Activity:
Please retype the entries below exactly as they are written.

Data supplied:
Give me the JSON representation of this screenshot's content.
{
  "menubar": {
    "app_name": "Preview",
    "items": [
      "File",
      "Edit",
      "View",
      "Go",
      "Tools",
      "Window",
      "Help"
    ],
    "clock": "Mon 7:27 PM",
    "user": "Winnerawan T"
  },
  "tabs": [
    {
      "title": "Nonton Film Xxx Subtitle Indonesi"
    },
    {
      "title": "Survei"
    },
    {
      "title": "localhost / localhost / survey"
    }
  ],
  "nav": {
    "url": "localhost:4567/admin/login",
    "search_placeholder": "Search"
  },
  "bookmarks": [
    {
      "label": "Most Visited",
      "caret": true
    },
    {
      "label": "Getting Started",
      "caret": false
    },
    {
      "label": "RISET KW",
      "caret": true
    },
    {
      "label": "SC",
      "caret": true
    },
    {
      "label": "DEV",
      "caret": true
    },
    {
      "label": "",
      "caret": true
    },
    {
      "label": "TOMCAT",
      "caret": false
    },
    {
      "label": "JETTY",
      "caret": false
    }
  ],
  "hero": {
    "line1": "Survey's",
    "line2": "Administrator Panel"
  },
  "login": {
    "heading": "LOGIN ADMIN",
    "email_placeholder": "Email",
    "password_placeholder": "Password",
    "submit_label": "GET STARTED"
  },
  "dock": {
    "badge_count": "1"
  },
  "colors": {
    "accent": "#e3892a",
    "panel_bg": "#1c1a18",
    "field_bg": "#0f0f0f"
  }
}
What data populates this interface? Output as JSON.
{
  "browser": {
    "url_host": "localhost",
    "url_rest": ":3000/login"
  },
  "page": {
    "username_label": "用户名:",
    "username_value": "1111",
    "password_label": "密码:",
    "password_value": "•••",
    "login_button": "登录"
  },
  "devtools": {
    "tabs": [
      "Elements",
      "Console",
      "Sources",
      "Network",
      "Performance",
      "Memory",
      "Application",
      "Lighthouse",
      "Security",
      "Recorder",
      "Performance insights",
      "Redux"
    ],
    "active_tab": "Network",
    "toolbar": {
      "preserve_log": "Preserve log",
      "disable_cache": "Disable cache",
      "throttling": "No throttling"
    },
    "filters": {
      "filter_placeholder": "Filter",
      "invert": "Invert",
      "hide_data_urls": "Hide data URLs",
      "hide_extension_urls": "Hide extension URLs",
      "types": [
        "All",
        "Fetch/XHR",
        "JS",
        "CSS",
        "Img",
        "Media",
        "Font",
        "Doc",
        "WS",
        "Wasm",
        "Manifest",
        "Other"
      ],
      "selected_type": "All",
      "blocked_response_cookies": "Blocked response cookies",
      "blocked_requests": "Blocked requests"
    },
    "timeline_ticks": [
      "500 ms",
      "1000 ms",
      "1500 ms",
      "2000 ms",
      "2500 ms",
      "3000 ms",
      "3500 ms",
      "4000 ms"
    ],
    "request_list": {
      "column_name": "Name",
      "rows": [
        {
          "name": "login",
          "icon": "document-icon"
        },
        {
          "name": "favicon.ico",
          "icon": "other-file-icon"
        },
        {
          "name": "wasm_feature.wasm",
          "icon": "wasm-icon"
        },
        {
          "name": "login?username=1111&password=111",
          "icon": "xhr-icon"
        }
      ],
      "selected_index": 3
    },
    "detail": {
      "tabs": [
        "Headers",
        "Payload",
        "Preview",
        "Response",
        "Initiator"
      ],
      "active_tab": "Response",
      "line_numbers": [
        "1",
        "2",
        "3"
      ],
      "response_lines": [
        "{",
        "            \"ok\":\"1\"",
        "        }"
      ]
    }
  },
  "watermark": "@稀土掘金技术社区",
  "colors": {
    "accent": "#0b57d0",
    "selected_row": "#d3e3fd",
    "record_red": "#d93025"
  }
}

Solution to the exercise:
Give me the JSON representation of this screenshot's content.
{
  "menubar": {
    "app_name": "Preview",
    "items": [
      "File",
      "Edit",
      "View",
      "Go",
      "Tools",
      "Window",
      "Help"
    ],
    "clock": "Mon 7:27 PM",
    "user": "Winnerawan T"
  },
  "tabs": [
    {
      "title": "Nonton Film Xxx Subtitle Indonesi"
    },
    {
      "title": "Survei"
    },
    {
      "title": "localhost / localhost / survey"
    }
  ],
  "nav": {
    "url": "localhost:4567/admin/login",
    "search_placeholder": "Search"
  },
  "bookmarks": [
    {
      "label": "Most Visited",
      "caret": true
    },
    {
      "label": "Getting Started",
      "caret": false
    },
    {
      "label": "RISET KW",
      "caret": true
    },
    {
      "label": "SC",
      "caret": true
    },
    {
      "label": "DEV",
      "caret": true
    },
    {
      "label": "",
      "caret": true
    },
    {
      "label": "TOMCAT",
      "caret": false
    },
    {
      "label": "JETTY",
      "caret": false
    }
  ],
  "hero": {
    "line1": "Survey's",
    "line2": "Administrator Panel"
  },
  "login": {
    "heading": "LOGIN ADMIN",
    "email_placeholder": "Email",
    "password_placeholder": "Password",
    "submit_label": "GET STARTED"
  },
  "dock": {
    "badge_count": "1"
  },
  "colors": {
    "accent": "#e3892a",
    "panel_bg": "#1c1a18",
    "field_bg": "#0f0f0f"
  }
}
What data populates this interface? Output as JSON.
{
  "browser": {
    "url_host": "localhost",
    "url_rest": ":3000/login"
  },
  "page": {
    "username_label": "用户名:",
    "username_value": "1111",
    "password_label": "密码:",
    "password_value": "•••",
    "login_button": "登录"
  },
  "devtools": {
    "tabs": [
      "Elements",
      "Console",
      "Sources",
      "Network",
      "Performance",
      "Memory",
      "Application",
      "Lighthouse",
      "Security",
      "Recorder",
      "Performance insights",
      "Redux"
    ],
    "active_tab": "Network",
    "toolbar": {
      "preserve_log": "Preserve log",
      "disable_cache": "Disable cache",
      "throttling": "No throttling"
    },
    "filters": {
      "filter_placeholder": "Filter",
      "invert": "Invert",
      "hide_data_urls": "Hide data URLs",
      "hide_extension_urls": "Hide extension URLs",
      "types": [
        "All",
        "Fetch/XHR",
        "JS",
        "CSS",
        "Img",
        "Media",
        "Font",
        "Doc",
        "WS",
        "Wasm",
        "Manifest",
        "Other"
      ],
      "selected_type": "All",
      "blocked_response_cookies": "Blocked response cookies",
      "blocked_requests": "Blocked requests"
    },
    "timeline_ticks": [
      "500 ms",
      "1000 ms",
      "1500 ms",
      "2000 ms",
      "2500 ms",
      "3000 ms",
      "3500 ms",
      "4000 ms"
    ],
    "request_list": {
      "column_name": "Name",
      "rows": [
        {
          "name": "login",
          "icon": "document-icon"
        },
        {
          "name": "favicon.ico",
          "icon": "other-file-icon"
        },
        {
          "name": "wasm_feature.wasm",
          "icon": "wasm-icon"
        },
        {
          "name": "login?username=1111&password=111",
          "icon": "xhr-icon"
        }
      ],
      "selected_index": 3
    },
    "detail": {
      "tabs": [
        "Headers",
        "Payload",
        "Preview",
        "Response",
        "Initiator"
      ],
      "active_tab": "Response",
      "line_numbers": [
        "1",
        "2",
        "3"
      ],
      "response_lines": [
        "{",
        "            \"ok\":\"1\"",
        "        }"
      ]
    }
  },
  "watermark": "@稀土掘金技术社区",
  "colors": {
    "accent": "#0b57d0",
    "selected_row": "#d3e3fd",
    "record_red": "#d93025"
  }
}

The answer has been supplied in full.